In election years, Democrats and Republicans talk about small businesses as the epitome of America’s can-do spirit and the foundation of the nation’s economy. President Barack Obama and Mitt Romney have seen no reason to deviate from the script. But while they profess to have entrepreneurs’ best interests at heart, flattery is no sure route to winning their votes.
One reason is that small business owners are not a monolithic interest group. The proprietor of a neighborhood pizzeria and a small-scale manufacturer don’t have a lot in common. Even some of the associations that represent small businesses stand far apart on issues of importance to their members. Small business owners do agree on this, though: What’s good for USA Inc. isn’t necessarily good for America & Sons. “There is always a tendency for lawmakers to think that small businesses are just smaller versions of General Motors (GM), and they’re not,” says Dan Danner, chief executive officer of the National Federation of Independent Business (NFIB), a right-leaning lobbying group in Washington.
Many policies, including those covering taxes, banking, health care, trade, and the environment, favor big companies and leave Main Street stores and backstreet workshops struggling to compete, small business owners and their advocates argue. “The politicians all say small business is the economic lifeblood of our country and then they go and vote against small business,” says Chris Holman, chairman of the Washington-based National Small Business Assn.
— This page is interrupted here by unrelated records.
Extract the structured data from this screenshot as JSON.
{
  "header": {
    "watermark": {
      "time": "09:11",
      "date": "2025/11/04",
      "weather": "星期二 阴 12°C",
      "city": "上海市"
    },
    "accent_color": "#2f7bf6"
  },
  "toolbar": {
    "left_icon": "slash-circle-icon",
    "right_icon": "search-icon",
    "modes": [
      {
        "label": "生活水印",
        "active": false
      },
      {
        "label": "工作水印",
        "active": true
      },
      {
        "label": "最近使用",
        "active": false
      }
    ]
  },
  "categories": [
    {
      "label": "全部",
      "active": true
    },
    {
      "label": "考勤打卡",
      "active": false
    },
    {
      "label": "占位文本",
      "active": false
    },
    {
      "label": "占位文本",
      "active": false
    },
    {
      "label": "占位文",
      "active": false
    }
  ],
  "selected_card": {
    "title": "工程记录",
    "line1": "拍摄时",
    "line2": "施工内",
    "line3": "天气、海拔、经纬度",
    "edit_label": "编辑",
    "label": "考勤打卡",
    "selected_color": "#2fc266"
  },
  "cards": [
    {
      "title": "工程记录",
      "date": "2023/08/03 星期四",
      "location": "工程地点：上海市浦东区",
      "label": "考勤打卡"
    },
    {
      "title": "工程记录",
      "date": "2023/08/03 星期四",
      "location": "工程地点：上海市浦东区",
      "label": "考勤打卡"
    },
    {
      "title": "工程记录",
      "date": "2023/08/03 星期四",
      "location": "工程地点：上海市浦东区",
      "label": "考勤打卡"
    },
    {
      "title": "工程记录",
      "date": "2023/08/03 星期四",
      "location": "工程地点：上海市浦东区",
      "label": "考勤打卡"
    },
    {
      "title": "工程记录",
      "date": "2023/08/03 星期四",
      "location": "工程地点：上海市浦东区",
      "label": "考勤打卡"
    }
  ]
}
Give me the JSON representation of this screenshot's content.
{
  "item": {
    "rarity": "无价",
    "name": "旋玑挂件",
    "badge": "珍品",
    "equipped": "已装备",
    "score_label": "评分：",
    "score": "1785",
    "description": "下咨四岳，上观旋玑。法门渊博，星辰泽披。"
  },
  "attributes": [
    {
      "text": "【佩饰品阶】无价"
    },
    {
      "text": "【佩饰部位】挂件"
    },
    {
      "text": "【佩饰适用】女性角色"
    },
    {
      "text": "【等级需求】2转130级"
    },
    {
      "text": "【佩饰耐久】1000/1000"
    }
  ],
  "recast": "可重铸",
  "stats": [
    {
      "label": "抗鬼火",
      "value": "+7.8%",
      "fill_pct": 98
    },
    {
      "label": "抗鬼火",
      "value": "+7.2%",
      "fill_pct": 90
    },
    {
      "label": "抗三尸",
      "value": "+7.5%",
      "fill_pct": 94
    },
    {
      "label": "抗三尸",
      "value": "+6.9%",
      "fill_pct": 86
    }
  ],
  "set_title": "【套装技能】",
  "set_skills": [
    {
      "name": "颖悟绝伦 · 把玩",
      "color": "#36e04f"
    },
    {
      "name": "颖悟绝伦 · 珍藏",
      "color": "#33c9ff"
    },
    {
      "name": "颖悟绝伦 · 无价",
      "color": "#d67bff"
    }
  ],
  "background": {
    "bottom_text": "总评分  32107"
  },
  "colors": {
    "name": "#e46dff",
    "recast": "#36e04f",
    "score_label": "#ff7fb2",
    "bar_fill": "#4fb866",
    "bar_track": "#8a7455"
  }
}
Richard Eidlin, director of public policy at the left-leaning American Sustainable Business Council, also thinks the deck is stacked against his organization’s 150,000 members. He blames an infatuation with deregulation that began under Ronald Reagan. “It’s led to a business environment where small companies are disadvantaged and big businesses have the advantage,” Eidlin says.
The data support claims that small business has been losing ground. Its share of U.S. nonfarm gross domestic product generated by private companies fell from more than 48 percent in 2002 to around 44 percent in 2010, according to the latest data available from the Small Business Administration. Home building and other industries with a high concentration of small businesses are taking longer to recover than others, says Kathryn Kobe, senior economist at Economic Consulting Services in Washington. “What will help them are policies that can get the foreclosure issue resolved,” she says. “We are seeing the start of that because the housing sector has stabilized in the past few months.”
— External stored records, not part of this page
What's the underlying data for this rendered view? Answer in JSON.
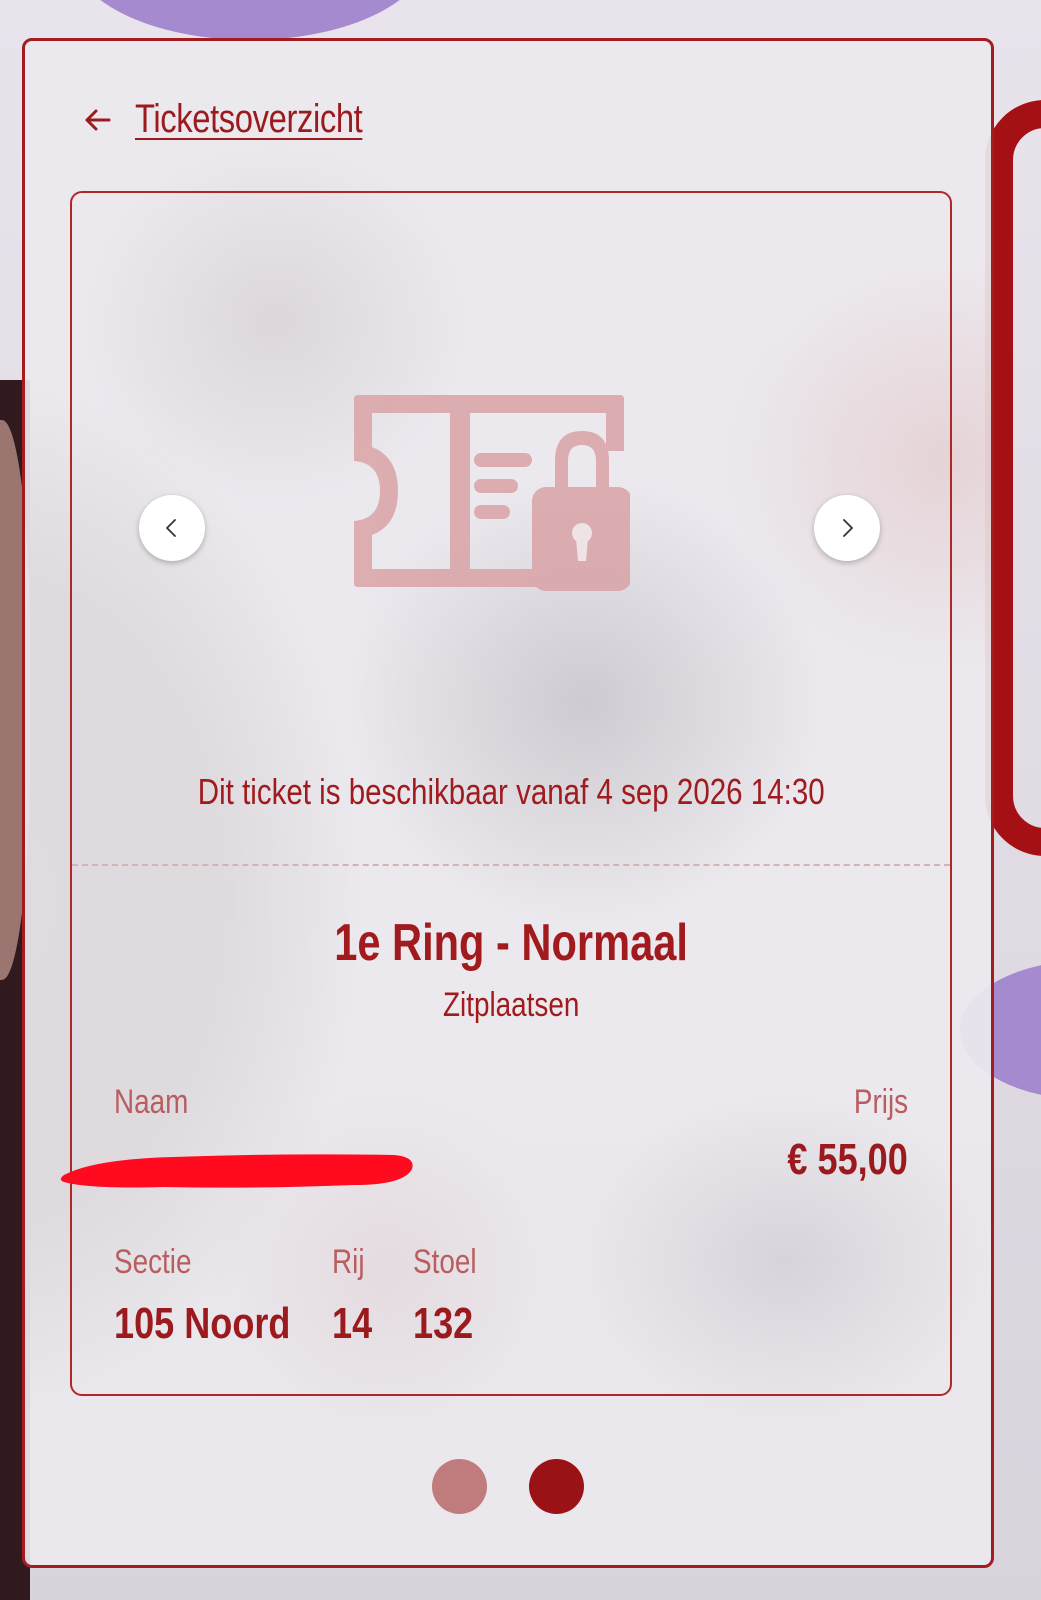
{
  "header": {
    "back_label": "Ticketsoverzicht",
    "back_icon": "arrow-left-icon"
  },
  "ticket": {
    "locked_icon": "locked-ticket-icon",
    "availability_text": "Dit ticket is beschikbaar vanaf 4 sep 2026 14:30",
    "type_title": "1e Ring - Normaal",
    "type_subtitle": "Zitplaatsen",
    "name": {
      "label": "Naam",
      "value_redacted": true
    },
    "price": {
      "label": "Prijs",
      "value": "€ 55,00"
    },
    "section": {
      "label": "Sectie",
      "value": "105 Noord"
    },
    "row": {
      "label": "Rij",
      "value": "14"
    },
    "seat": {
      "label": "Stoel",
      "value": "132"
    }
  },
  "carousel": {
    "prev_icon": "chevron-left-icon",
    "next_icon": "chevron-right-icon",
    "page_count": 2,
    "active_page": 2
  },
  "colors": {
    "accent": "#9b1a1d",
    "label": "#b95e60",
    "dot_inactive": "#c07c7c",
    "dot_active": "#9a1216",
    "redaction": "#ff0a1e"
  }
}
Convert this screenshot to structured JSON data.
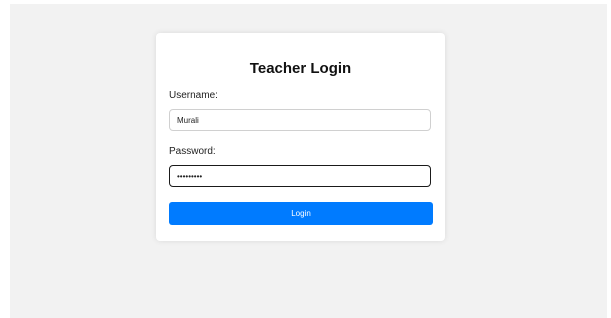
{
  "form": {
    "title": "Teacher Login",
    "username_label": "Username:",
    "username_value": "Murali",
    "password_label": "Password:",
    "password_value": "•••••••••",
    "login_label": "Login"
  },
  "colors": {
    "primary_button": "#007bff",
    "page_background": "#f2f2f2",
    "card_background": "#ffffff"
  }
}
Danner says his 350,000 members want certainty. The inability to predict what will happen to taxes and the future of Obamacare makes his members nervous, he says. Kelly Conklin, whose 11-person cabinetry business in Bloomfield, N.J., offers health coverage for employees, calls the Affordable Care Act “the single most positive and helpful legislation in the past few years for a small business like mine.” Now, he says, competitors in nearby Pennsylvania will have to pay for health care, too: “The competitive disadvantage I have in New Jersey will be leveled.” He’d like New Jersey Governor Chris Christie to hurry up and create a health insurance exchange for his state before the law’s 2014 deadline.
Small business groups take diverging positions on the federal minimum wage, an issue many of their members feel strongly about. Danner’s group, the NFIB, opposes moving off the $7.25 floor that’s been in place since 2009. Bob Keener, a spokesman for Business for Shared Prosperity, a left-leaning, Boston-based policy group, says raising the minimum wage is the No. 1 issue for his 4,000 members, many of them business owners and executives. He asks why labor costs shouldn’t go up when other business expenses, like gasoline, have. “Increasing the minimum wage benefits their businesses because their customers have more money to spend,” he says.
Government subsidies for big companies are a big concern of Eidlin’s Sustainable Business Council. He’d like to see an end to giveaways of everything from broadband spectrum, which aids large telecom companies, to price guarantees for ethanol producers that benefit agribusinesses at the expense of small farmers. “If there’s going to be corporate welfare, you could throw some of that at the small corporations,” he says. Ending Internet-based businesses’ 20-year moratorium on charging sales tax is the dream of Tom Campbell, owner of the Regulator Bookshop in Durham, N.C., which has five full-time and 15 part-time employees. The exemption threatens bookstores like his with extinction. “Every smartphone and laptop gives Amazon (AMZN) a presence in Durham, so they should be paying sales tax,” says Campbell.
Bill Batchelder, president of Bemidji Woolen Mills, founded by his grandfather in Bemidji, Minn., just wants government to get out of the way. Batchelder, who has 25 employees and was a delegate to the Republican convention, sells woolen hunting and winter jackets, with a big market in Japan. “There is no subsidy big enough, no tariff large enough to make people start buying American clothing versus foreign clothing if they are going after price,” he says.
Tom Secor, president of Durable Corp., a Norwalk (Ohio) company that turns recycled tires into floor mats and loading-dock bumpers, says his biggest problem is high taxes that effectively favor larger corporations. “We can’t afford to buy the preferences, and it’s tough for us to keep track of them,” he says, referring to congressional favors that have larded the tax code with breaks for industry. “Big business is getting the better end of this because they have the money to spend.”
Obama and Romney each mentioned small business at least five times in their convention speeches. They’ll need to do much more than that to bring Main Street shops and the Fortune 500 under the same big tent.